**RECORDS FOR THE TASK**
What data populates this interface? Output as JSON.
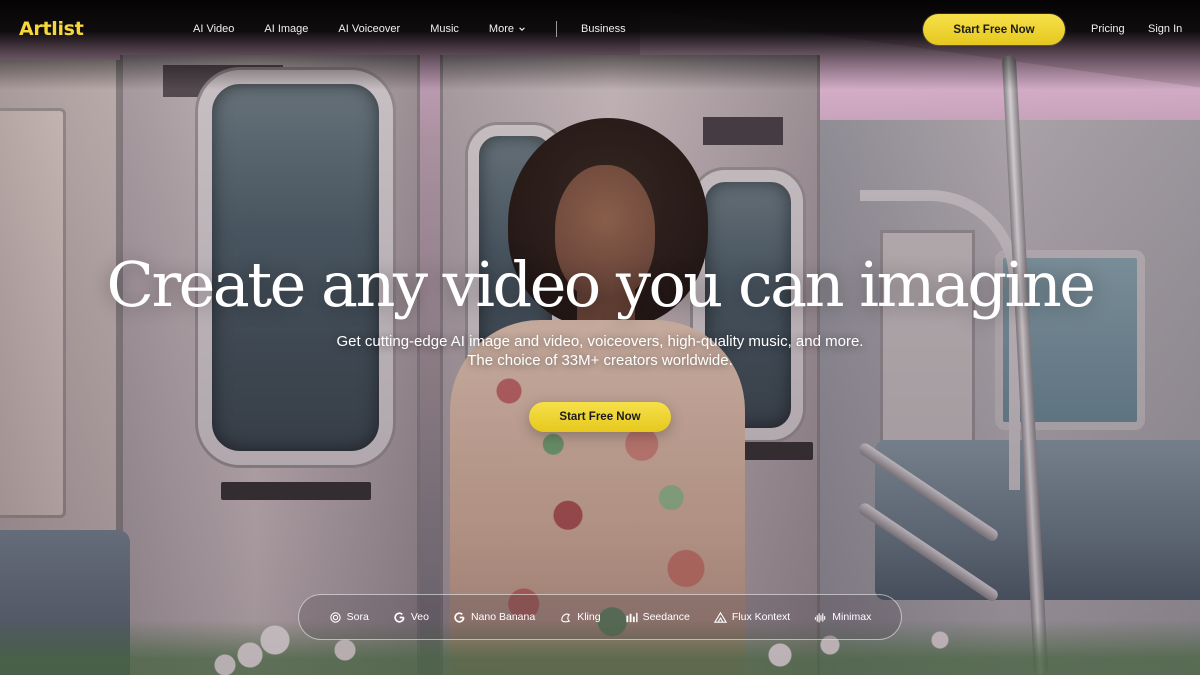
{
  "brand": {
    "logo": "Artlist",
    "accent": "#f5d73a"
  },
  "nav": {
    "links": [
      "AI Video",
      "AI Image",
      "AI Voiceover",
      "Music",
      "More",
      "Business"
    ],
    "cta": "Start Free Now",
    "pricing": "Pricing",
    "signin": "Sign In"
  },
  "hero": {
    "headline": "Create any video you can imagine",
    "subline1": "Get cutting-edge AI image and video, voiceovers, high-quality music, and more.",
    "subline2": "The choice of 33M+ creators worldwide.",
    "cta": "Start Free Now"
  },
  "models": [
    {
      "label": "Sora",
      "icon": "sora-icon"
    },
    {
      "label": "Veo",
      "icon": "google-icon"
    },
    {
      "label": "Nano Banana",
      "icon": "google-icon"
    },
    {
      "label": "Kling",
      "icon": "kling-icon"
    },
    {
      "label": "Seedance",
      "icon": "seedance-icon"
    },
    {
      "label": "Flux Kontext",
      "icon": "flux-icon"
    },
    {
      "label": "Minimax",
      "icon": "minimax-icon"
    }
  ]
}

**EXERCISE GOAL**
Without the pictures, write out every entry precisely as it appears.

**ANSWER TO THE EXERCISE**
What data populates this interface? Output as JSON.
{
  "brand": {
    "logo": "Artlist",
    "accent": "#f5d73a"
  },
  "nav": {
    "links": [
      "AI Video",
      "AI Image",
      "AI Voiceover",
      "Music",
      "More",
      "Business"
    ],
    "cta": "Start Free Now",
    "pricing": "Pricing",
    "signin": "Sign In"
  },
  "hero": {
    "headline": "Create any video you can imagine",
    "subline1": "Get cutting-edge AI image and video, voiceovers, high-quality music, and more.",
    "subline2": "The choice of 33M+ creators worldwide.",
    "cta": "Start Free Now"
  },
  "models": [
    {
      "label": "Sora",
      "icon": "sora-icon"
    },
    {
      "label": "Veo",
      "icon": "google-icon"
    },
    {
      "label": "Nano Banana",
      "icon": "google-icon"
    },
    {
      "label": "Kling",
      "icon": "kling-icon"
    },
    {
      "label": "Seedance",
      "icon": "seedance-icon"
    },
    {
      "label": "Flux Kontext",
      "icon": "flux-icon"
    },
    {
      "label": "Minimax",
      "icon": "minimax-icon"
    }
  ]
}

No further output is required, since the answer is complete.